• [TASK REQUIREMENTS]: Every entry below should be returned exactly as it appears, with pictures left out.

*** DATA TO EXAMINE ***

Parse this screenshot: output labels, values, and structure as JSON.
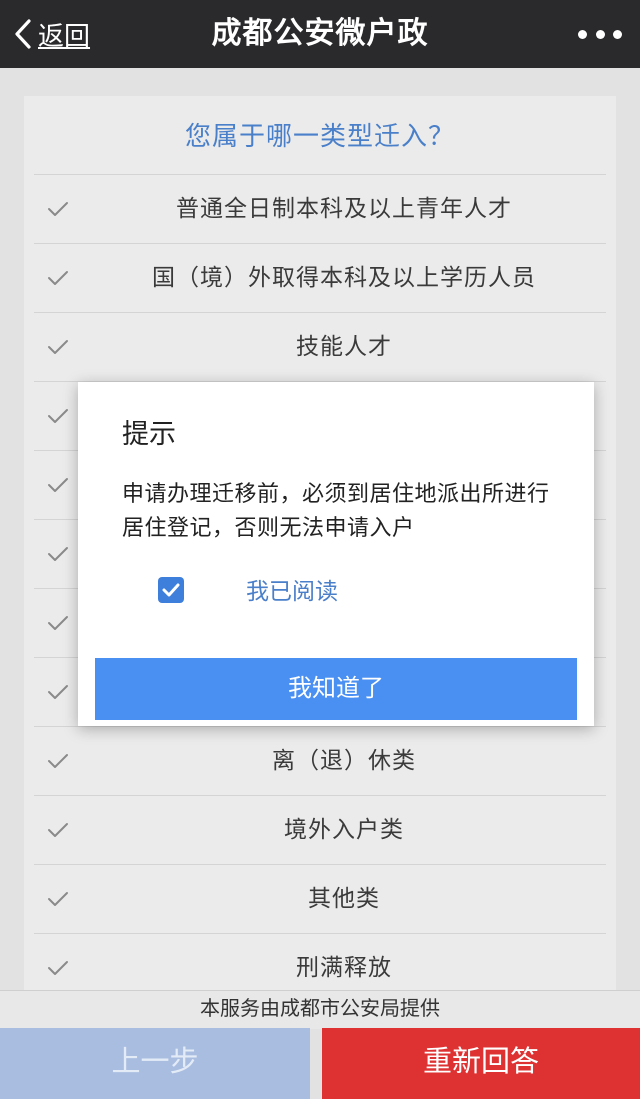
{
  "header": {
    "back_label": "返回",
    "title": "成都公安微户政",
    "more_icon": "more-dots-icon"
  },
  "question": "您属于哪一类型迁入？",
  "options": [
    {
      "label": "普通全日制本科及以上青年人才"
    },
    {
      "label": "国（境）外取得本科及以上学历人员"
    },
    {
      "label": "技能人才"
    },
    {
      "label": ""
    },
    {
      "label": ""
    },
    {
      "label": ""
    },
    {
      "label": ""
    },
    {
      "label": ""
    },
    {
      "label": "离（退）休类"
    },
    {
      "label": "境外入户类"
    },
    {
      "label": "其他类"
    },
    {
      "label": "刑满释放"
    }
  ],
  "dialog": {
    "title": "提示",
    "message": "申请办理迁移前，必须到居住地派出所进行居住登记，否则无法申请入户",
    "checkbox_label": "我已阅读",
    "checkbox_checked": true,
    "confirm_label": "我知道了"
  },
  "footer": {
    "note": "本服务由成都市公安局提供",
    "prev_label": "上一步",
    "restart_label": "重新回答"
  },
  "colors": {
    "navbar": "#2a2a2d",
    "accent_blue": "#4a7fc9",
    "confirm_button": "#4a8ff2",
    "restart_button": "#de3131",
    "prev_button_disabled": "#a9bde0"
  }
}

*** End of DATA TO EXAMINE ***

• [SOLUTION TO THIS PROBLEM]:
Parse this screenshot: output labels, values, and structure as JSON.
{
  "header": {
    "back_label": "返回",
    "title": "成都公安微户政",
    "more_icon": "more-dots-icon"
  },
  "question": "您属于哪一类型迁入？",
  "options": [
    {
      "label": "普通全日制本科及以上青年人才"
    },
    {
      "label": "国（境）外取得本科及以上学历人员"
    },
    {
      "label": "技能人才"
    },
    {
      "label": ""
    },
    {
      "label": ""
    },
    {
      "label": ""
    },
    {
      "label": ""
    },
    {
      "label": ""
    },
    {
      "label": "离（退）休类"
    },
    {
      "label": "境外入户类"
    },
    {
      "label": "其他类"
    },
    {
      "label": "刑满释放"
    }
  ],
  "dialog": {
    "title": "提示",
    "message": "申请办理迁移前，必须到居住地派出所进行居住登记，否则无法申请入户",
    "checkbox_label": "我已阅读",
    "checkbox_checked": true,
    "confirm_label": "我知道了"
  },
  "footer": {
    "note": "本服务由成都市公安局提供",
    "prev_label": "上一步",
    "restart_label": "重新回答"
  },
  "colors": {
    "navbar": "#2a2a2d",
    "accent_blue": "#4a7fc9",
    "confirm_button": "#4a8ff2",
    "restart_button": "#de3131",
    "prev_button_disabled": "#a9bde0"
  }
}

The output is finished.